WORK INSTRUCTION — Return every line from the records below that has the word "features".

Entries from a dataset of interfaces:

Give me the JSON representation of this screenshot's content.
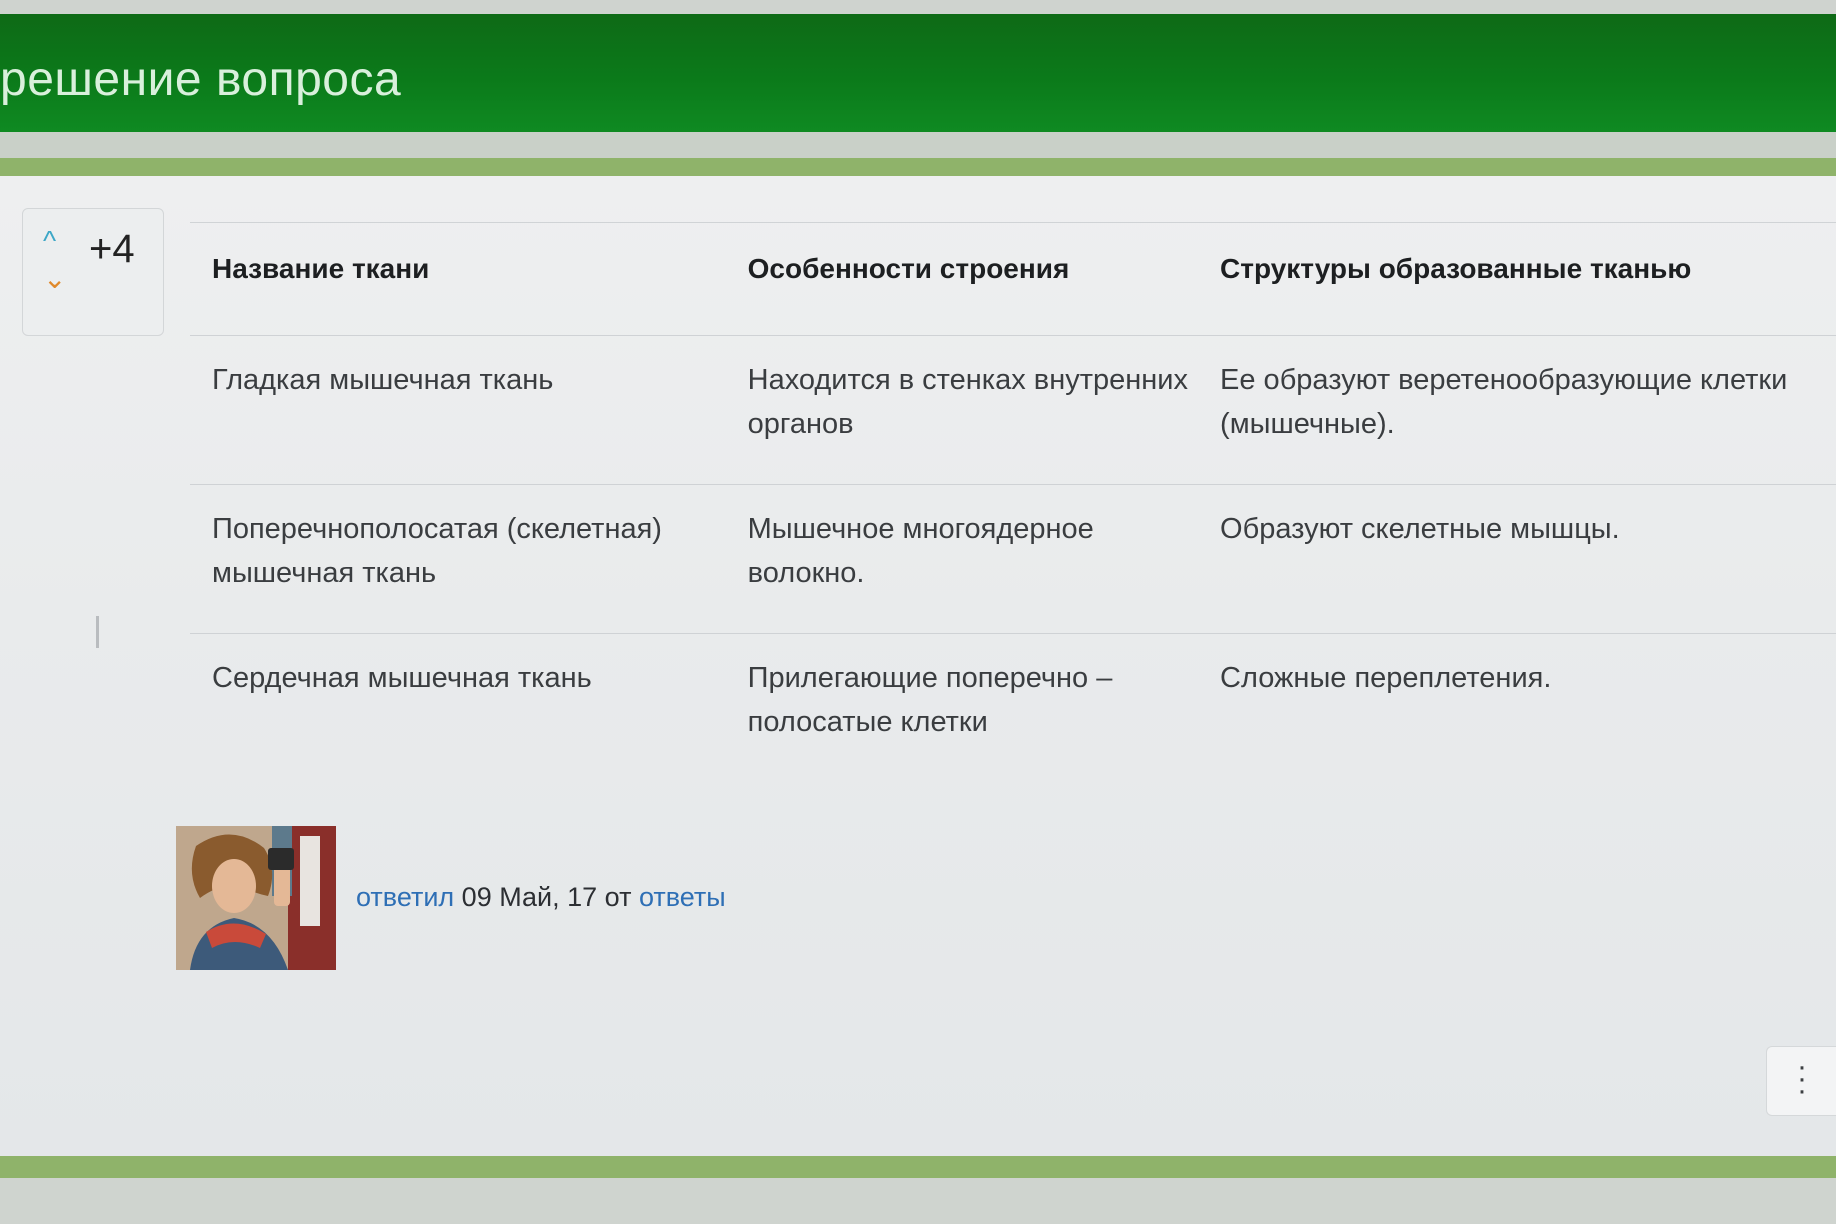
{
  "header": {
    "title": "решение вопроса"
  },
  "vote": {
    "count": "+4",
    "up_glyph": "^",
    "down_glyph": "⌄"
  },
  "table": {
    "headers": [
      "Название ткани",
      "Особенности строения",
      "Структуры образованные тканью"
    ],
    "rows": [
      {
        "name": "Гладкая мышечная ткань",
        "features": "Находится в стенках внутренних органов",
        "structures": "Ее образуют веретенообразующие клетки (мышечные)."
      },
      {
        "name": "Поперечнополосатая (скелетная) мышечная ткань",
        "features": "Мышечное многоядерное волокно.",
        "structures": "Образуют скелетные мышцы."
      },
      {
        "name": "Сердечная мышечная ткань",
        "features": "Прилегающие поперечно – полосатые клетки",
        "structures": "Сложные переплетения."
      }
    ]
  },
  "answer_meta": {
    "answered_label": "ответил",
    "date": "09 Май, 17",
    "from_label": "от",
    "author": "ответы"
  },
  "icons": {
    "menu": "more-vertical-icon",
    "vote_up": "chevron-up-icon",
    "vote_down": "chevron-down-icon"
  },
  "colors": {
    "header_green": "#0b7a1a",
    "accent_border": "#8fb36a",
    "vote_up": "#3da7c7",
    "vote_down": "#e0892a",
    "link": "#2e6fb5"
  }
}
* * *
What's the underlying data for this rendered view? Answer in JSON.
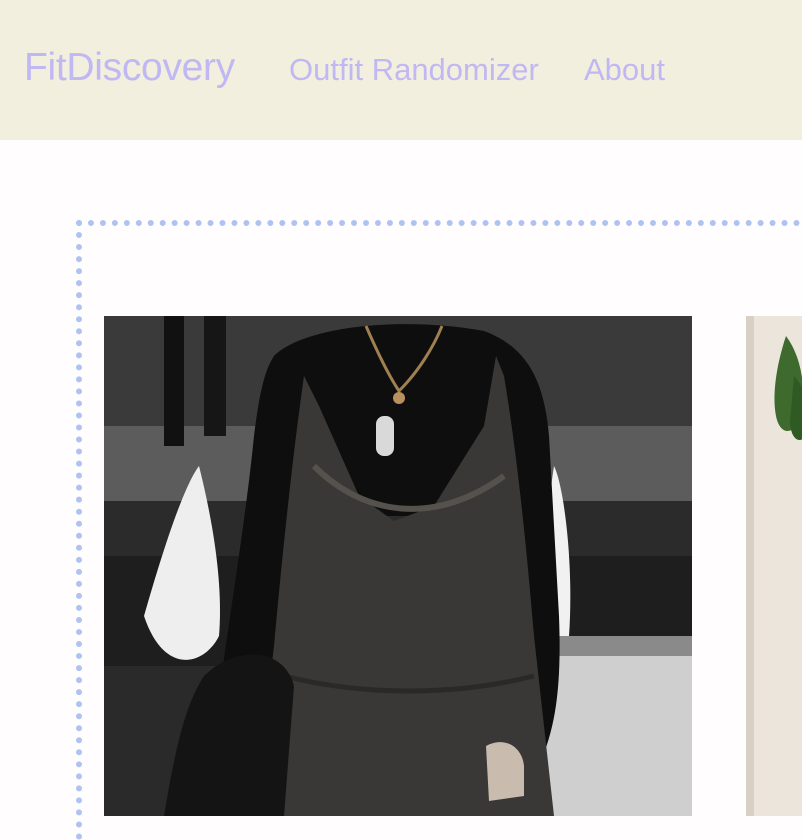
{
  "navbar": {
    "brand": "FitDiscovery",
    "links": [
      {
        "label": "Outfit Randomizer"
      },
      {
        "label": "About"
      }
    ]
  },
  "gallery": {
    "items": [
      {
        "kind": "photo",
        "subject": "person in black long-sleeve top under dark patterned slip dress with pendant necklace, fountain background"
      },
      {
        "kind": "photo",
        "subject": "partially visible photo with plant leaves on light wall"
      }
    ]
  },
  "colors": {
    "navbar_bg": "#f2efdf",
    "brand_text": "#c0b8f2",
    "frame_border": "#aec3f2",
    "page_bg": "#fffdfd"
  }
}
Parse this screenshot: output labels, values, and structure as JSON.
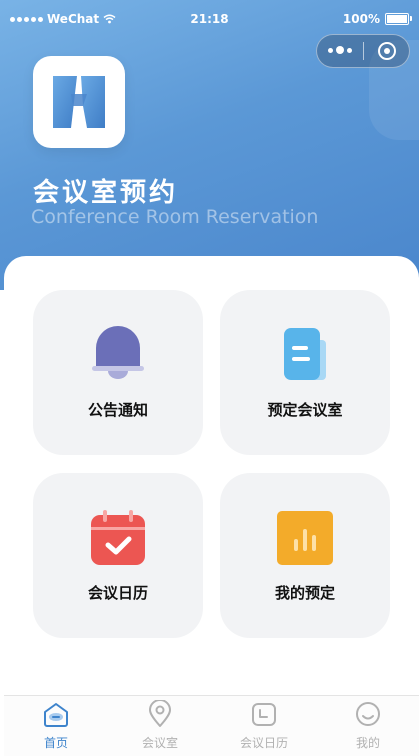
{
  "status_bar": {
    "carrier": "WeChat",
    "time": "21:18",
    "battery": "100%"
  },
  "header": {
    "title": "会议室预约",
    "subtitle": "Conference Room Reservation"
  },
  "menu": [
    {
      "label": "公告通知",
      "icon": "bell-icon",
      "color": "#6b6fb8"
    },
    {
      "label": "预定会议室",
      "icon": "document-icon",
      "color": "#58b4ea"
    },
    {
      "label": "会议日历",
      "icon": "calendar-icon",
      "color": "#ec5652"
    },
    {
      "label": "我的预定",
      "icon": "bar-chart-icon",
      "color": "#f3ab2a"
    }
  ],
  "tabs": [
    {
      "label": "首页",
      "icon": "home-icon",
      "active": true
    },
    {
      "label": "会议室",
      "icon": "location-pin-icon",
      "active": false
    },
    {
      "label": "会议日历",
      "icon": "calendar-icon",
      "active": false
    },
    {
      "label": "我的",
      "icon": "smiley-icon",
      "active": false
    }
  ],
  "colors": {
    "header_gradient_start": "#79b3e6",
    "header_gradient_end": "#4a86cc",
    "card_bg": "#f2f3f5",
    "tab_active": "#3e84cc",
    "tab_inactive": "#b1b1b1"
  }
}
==
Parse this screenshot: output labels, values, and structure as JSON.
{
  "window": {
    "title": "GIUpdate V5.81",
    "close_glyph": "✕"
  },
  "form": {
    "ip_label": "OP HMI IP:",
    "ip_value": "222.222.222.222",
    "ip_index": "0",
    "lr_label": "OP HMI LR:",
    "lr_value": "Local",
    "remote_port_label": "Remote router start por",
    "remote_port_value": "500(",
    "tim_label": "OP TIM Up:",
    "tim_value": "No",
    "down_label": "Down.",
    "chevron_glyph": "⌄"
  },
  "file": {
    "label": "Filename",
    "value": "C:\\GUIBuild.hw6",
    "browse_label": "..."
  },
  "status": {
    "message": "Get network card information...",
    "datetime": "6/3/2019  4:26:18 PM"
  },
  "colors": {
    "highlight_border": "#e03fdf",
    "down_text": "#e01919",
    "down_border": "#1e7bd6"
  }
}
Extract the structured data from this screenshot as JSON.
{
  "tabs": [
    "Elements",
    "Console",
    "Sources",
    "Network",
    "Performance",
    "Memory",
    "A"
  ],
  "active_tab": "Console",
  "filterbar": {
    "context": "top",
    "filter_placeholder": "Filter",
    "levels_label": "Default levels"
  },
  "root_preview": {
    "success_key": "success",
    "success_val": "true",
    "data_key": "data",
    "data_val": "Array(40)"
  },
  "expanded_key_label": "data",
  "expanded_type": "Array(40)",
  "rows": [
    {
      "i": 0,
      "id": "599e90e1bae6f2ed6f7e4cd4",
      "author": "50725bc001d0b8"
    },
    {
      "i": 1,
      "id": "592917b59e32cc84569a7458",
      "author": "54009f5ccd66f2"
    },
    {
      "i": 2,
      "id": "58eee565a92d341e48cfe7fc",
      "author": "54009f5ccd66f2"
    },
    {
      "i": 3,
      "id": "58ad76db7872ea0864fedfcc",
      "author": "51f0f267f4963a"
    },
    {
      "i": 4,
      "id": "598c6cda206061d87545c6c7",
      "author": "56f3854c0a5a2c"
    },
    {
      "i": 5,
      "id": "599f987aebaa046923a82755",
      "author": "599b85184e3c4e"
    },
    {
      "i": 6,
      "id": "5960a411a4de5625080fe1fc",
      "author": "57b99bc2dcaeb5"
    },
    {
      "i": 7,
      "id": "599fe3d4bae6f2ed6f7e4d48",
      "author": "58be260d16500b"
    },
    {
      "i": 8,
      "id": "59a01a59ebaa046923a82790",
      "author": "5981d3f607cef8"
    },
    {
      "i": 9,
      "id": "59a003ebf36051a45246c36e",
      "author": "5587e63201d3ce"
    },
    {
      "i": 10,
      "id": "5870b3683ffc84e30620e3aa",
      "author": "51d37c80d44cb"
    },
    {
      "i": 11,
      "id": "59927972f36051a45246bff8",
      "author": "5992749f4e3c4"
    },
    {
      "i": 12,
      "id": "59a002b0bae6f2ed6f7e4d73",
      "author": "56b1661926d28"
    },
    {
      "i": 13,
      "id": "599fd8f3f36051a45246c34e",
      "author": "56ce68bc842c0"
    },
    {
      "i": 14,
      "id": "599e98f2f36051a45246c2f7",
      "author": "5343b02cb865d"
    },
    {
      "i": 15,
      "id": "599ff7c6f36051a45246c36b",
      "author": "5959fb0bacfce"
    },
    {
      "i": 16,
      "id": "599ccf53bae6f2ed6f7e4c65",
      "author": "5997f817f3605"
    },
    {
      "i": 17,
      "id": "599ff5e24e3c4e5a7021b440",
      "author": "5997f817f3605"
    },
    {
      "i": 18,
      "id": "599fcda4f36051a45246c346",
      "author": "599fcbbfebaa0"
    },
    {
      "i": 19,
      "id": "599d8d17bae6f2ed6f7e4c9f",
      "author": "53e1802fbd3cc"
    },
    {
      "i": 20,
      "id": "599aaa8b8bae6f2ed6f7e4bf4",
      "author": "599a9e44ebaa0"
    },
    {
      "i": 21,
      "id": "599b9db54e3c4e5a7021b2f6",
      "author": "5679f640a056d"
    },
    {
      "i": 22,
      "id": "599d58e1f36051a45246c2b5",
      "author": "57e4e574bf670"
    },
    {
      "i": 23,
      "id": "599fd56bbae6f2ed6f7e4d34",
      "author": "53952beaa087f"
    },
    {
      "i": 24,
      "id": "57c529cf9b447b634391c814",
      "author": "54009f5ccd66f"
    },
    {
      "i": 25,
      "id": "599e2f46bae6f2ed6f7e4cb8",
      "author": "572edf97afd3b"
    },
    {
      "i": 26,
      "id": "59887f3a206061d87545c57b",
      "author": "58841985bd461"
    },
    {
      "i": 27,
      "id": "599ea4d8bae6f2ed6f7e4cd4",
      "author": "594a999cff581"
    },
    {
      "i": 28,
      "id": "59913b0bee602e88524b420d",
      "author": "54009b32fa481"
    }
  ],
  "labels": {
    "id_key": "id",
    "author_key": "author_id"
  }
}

TASK SOLUTION —
        "features": "Находится в стенках внутренних органов",
        "features": "Мышечное многоядерное волокно.",
        "features": "Прилегающие поперечно – полосатые клетки",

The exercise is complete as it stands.